[RECORDS FOR THIS EXERCISE Boundary: Start]
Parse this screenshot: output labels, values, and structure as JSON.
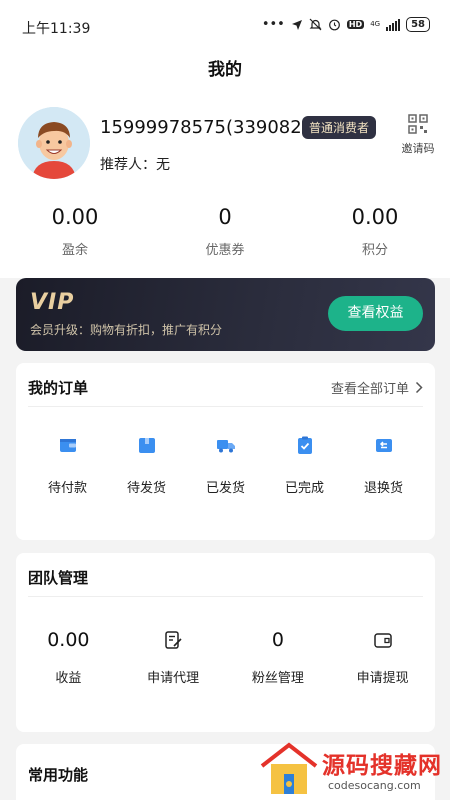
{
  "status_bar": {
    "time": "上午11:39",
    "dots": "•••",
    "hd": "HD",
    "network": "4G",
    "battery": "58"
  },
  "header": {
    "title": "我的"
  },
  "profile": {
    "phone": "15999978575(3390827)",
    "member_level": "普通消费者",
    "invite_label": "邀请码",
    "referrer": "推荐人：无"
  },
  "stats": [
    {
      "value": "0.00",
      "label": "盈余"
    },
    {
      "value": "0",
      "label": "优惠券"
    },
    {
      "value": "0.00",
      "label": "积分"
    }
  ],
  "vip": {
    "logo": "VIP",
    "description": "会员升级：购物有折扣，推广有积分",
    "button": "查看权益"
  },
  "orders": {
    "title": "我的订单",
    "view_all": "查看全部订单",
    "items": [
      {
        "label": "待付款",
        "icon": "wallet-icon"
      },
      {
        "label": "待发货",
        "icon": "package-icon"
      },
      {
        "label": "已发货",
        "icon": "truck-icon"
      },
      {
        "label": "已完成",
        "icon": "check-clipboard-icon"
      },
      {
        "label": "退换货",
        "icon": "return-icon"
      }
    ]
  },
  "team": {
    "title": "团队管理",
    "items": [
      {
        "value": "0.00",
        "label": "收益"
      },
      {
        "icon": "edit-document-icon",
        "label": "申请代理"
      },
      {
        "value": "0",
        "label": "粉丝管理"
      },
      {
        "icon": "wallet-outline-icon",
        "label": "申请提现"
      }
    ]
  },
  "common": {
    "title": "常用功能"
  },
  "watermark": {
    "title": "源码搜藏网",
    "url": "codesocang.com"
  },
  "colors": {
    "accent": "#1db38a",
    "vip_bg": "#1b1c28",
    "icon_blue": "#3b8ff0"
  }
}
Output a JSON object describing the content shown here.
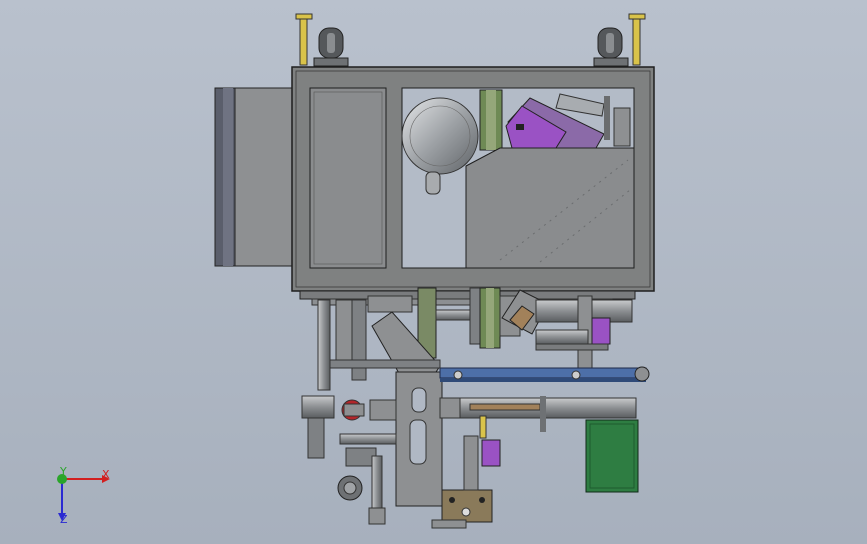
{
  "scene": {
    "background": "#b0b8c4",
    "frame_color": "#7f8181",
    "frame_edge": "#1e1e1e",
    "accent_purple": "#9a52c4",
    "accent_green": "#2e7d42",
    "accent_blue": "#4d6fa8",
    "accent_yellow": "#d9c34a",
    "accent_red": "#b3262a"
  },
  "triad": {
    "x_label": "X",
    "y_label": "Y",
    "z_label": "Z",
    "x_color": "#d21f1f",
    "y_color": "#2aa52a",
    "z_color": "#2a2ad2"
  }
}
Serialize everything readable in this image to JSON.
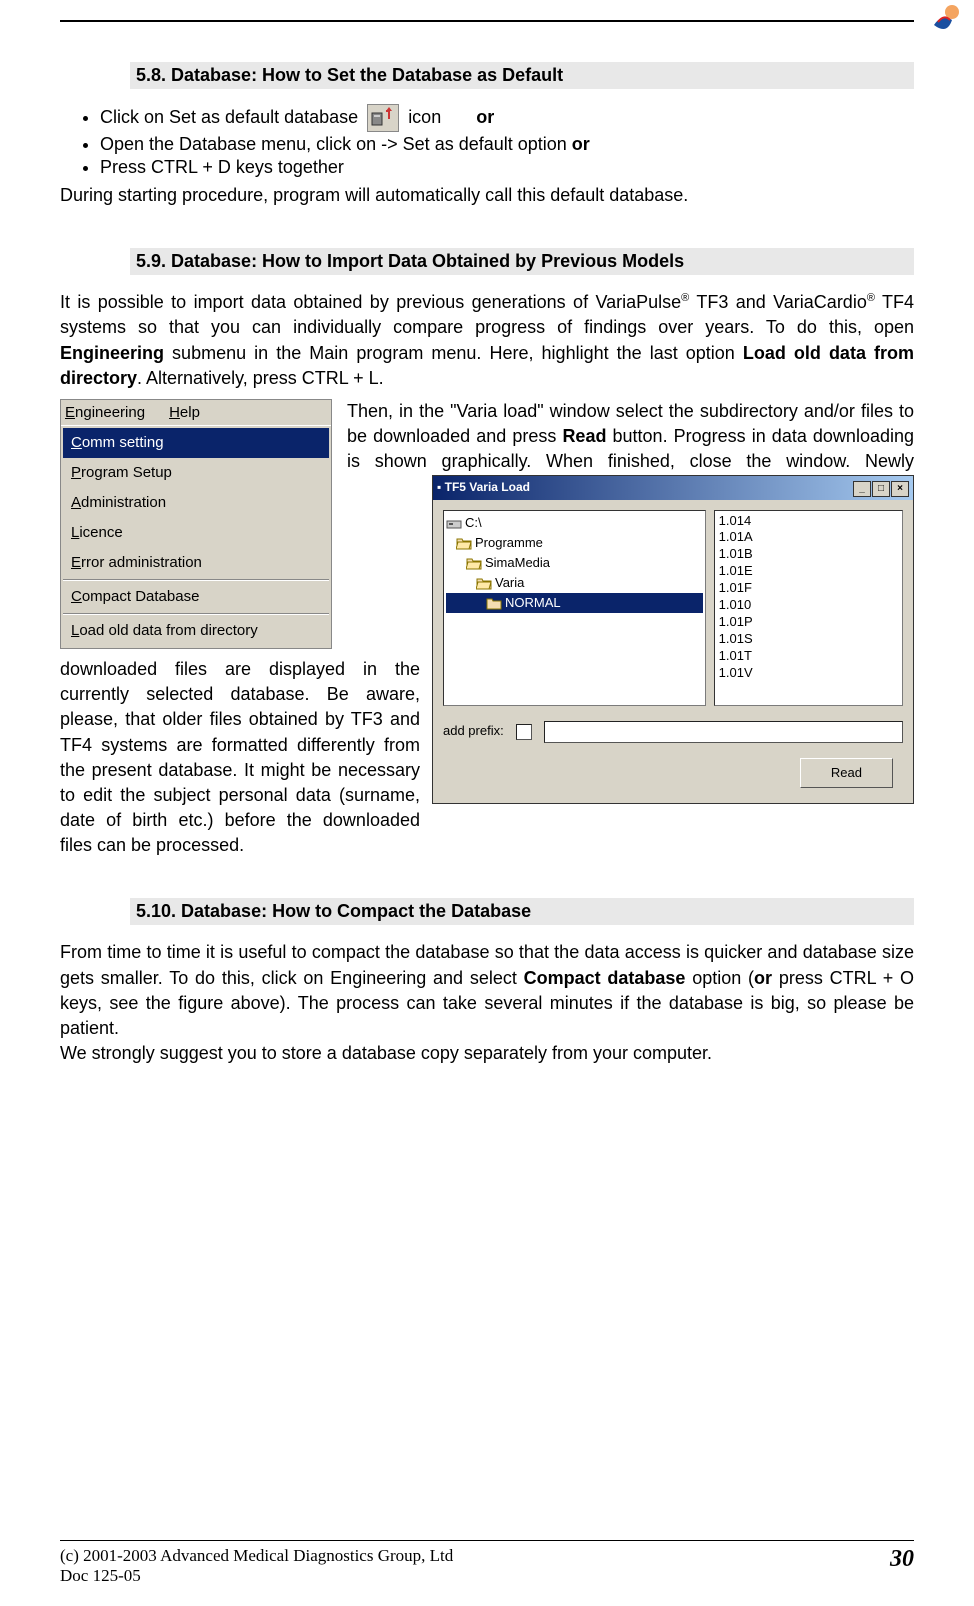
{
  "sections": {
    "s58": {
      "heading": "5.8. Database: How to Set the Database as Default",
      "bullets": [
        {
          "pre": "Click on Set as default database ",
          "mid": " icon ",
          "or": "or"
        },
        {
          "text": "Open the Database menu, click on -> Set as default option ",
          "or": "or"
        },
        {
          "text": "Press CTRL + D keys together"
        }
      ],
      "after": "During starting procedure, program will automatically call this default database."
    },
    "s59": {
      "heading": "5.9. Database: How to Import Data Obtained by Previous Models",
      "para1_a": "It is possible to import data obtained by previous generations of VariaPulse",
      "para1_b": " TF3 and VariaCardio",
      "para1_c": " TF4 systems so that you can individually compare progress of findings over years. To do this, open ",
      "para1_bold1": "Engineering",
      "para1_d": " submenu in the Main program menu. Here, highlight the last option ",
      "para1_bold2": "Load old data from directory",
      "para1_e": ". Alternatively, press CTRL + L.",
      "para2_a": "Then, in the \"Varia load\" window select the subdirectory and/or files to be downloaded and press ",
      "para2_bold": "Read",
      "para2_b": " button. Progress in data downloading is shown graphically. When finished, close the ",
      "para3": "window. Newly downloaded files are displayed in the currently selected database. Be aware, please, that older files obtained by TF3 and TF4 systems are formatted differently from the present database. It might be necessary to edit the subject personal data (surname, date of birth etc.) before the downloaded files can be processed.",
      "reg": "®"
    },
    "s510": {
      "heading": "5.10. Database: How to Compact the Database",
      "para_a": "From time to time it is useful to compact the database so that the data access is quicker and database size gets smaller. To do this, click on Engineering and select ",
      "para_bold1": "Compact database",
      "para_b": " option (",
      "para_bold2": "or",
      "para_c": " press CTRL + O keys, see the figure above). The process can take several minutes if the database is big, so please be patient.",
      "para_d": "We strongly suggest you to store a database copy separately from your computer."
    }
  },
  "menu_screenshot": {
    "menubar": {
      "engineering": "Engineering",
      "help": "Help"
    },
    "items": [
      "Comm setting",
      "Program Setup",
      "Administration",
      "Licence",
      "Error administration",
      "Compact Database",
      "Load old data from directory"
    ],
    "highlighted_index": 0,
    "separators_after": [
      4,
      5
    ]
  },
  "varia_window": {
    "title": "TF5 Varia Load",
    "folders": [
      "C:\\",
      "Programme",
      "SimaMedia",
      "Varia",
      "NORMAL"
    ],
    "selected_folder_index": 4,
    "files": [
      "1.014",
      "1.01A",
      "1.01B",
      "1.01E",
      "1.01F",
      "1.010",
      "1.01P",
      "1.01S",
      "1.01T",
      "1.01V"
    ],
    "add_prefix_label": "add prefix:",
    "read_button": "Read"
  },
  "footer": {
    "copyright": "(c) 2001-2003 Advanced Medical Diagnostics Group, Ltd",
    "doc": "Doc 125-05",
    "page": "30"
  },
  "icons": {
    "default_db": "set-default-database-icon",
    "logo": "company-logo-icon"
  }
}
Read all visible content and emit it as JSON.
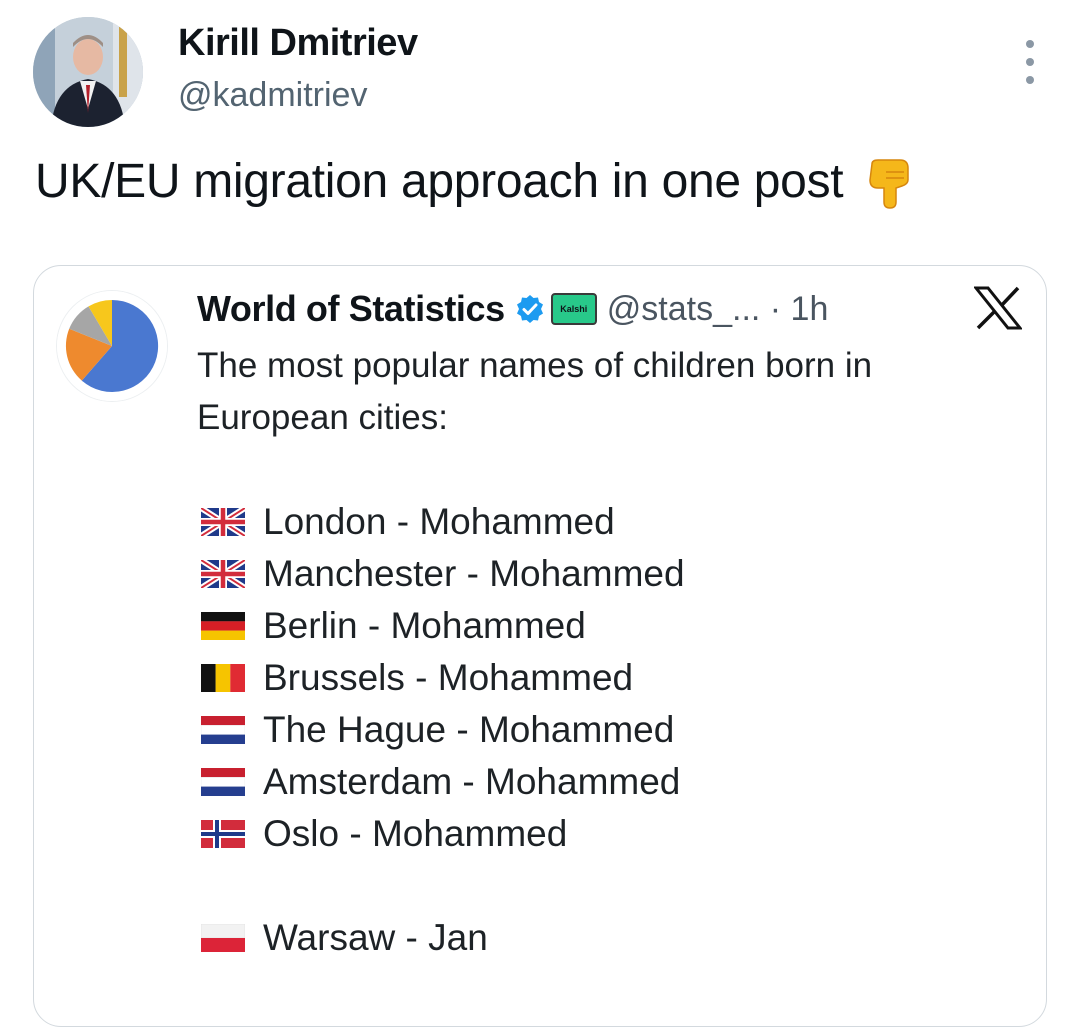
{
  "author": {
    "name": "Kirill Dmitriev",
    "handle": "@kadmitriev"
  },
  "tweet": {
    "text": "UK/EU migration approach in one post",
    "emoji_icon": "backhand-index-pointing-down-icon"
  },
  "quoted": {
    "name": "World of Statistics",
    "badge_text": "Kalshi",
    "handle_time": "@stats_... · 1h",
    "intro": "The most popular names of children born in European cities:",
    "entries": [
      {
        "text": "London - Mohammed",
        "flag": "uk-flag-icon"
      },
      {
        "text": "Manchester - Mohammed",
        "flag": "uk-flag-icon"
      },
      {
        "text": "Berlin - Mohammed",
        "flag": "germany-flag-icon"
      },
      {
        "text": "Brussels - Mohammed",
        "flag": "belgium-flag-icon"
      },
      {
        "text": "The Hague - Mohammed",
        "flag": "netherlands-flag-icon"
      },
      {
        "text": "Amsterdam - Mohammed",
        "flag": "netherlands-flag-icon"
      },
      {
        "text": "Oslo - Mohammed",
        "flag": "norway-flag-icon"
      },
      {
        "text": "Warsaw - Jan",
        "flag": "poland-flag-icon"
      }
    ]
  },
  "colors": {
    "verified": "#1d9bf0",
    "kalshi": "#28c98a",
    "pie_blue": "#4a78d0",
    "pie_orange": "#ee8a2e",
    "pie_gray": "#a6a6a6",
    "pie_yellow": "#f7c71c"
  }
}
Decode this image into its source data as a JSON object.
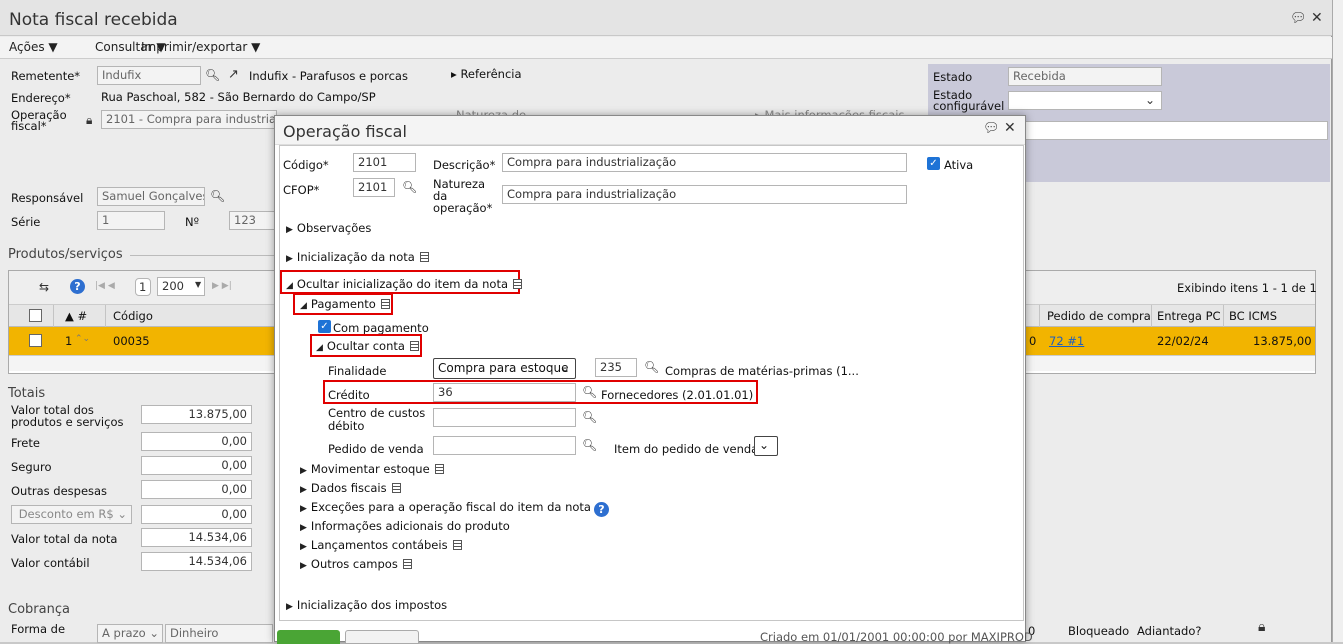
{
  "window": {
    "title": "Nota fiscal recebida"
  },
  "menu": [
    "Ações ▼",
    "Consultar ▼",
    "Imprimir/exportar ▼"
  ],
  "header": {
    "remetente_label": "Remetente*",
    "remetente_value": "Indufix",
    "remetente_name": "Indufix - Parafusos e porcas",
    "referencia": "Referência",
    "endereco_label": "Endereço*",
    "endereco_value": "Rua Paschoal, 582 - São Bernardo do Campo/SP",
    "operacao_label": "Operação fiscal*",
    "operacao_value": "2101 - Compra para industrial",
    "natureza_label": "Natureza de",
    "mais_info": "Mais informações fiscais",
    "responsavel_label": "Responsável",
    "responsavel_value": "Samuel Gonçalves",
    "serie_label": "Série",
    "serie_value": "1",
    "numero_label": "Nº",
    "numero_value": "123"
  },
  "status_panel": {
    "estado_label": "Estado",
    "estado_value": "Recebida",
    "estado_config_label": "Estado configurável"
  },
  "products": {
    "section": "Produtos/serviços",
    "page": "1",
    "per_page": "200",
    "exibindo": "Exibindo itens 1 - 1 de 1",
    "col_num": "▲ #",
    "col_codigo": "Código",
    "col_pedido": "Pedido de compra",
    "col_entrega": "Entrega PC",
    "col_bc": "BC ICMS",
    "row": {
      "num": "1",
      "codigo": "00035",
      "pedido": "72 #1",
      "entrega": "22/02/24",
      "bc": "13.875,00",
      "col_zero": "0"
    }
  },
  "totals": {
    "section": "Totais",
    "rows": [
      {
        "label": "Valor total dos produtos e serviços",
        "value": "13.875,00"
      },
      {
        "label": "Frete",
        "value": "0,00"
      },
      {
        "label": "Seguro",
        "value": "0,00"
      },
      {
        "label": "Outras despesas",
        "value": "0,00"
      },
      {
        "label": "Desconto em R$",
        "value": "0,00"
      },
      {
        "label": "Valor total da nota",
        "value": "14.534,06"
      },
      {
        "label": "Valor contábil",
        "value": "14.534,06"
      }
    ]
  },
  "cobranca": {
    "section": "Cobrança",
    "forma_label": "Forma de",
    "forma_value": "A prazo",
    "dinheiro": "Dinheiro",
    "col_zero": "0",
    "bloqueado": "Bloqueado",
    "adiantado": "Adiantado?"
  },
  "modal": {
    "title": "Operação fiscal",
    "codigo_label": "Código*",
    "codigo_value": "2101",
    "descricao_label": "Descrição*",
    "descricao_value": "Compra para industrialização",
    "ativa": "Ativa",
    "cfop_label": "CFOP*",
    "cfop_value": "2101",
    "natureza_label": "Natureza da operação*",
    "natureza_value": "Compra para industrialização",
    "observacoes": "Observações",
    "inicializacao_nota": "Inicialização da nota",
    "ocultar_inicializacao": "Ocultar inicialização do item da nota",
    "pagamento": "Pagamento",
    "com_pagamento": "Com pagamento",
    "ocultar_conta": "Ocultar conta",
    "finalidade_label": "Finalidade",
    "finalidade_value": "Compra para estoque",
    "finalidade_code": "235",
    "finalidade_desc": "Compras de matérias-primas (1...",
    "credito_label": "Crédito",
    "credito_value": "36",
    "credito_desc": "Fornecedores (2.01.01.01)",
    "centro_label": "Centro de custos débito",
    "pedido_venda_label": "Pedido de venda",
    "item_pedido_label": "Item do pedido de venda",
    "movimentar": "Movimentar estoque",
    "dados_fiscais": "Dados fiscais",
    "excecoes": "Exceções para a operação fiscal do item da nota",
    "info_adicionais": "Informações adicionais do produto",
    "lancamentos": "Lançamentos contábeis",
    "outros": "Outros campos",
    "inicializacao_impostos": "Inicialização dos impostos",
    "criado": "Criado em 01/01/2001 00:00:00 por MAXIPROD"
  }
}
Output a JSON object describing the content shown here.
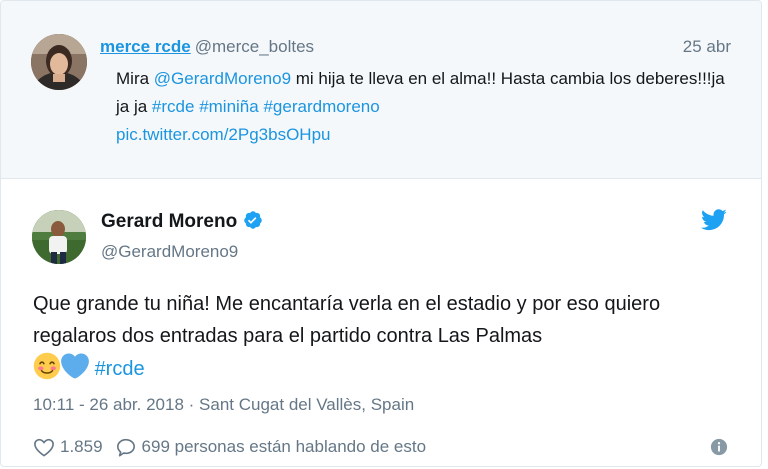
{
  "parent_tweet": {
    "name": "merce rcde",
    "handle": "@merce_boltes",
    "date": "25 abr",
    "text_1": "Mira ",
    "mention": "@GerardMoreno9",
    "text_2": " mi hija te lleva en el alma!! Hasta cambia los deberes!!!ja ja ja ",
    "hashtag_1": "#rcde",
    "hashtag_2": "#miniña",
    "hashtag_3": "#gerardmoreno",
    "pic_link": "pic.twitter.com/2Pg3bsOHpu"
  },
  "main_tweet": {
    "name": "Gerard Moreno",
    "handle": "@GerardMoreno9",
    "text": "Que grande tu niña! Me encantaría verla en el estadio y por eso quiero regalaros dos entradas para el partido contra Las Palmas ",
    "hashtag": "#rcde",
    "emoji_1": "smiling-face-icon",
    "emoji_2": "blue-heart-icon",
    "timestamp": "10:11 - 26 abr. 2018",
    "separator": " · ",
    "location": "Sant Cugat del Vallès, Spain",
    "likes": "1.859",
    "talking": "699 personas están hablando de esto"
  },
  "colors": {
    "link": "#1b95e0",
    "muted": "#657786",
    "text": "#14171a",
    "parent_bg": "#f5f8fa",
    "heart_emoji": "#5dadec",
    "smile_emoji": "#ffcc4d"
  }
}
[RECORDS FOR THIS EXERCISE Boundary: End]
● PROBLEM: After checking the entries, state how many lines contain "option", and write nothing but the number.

● OUTPUT OF THE TASK: 3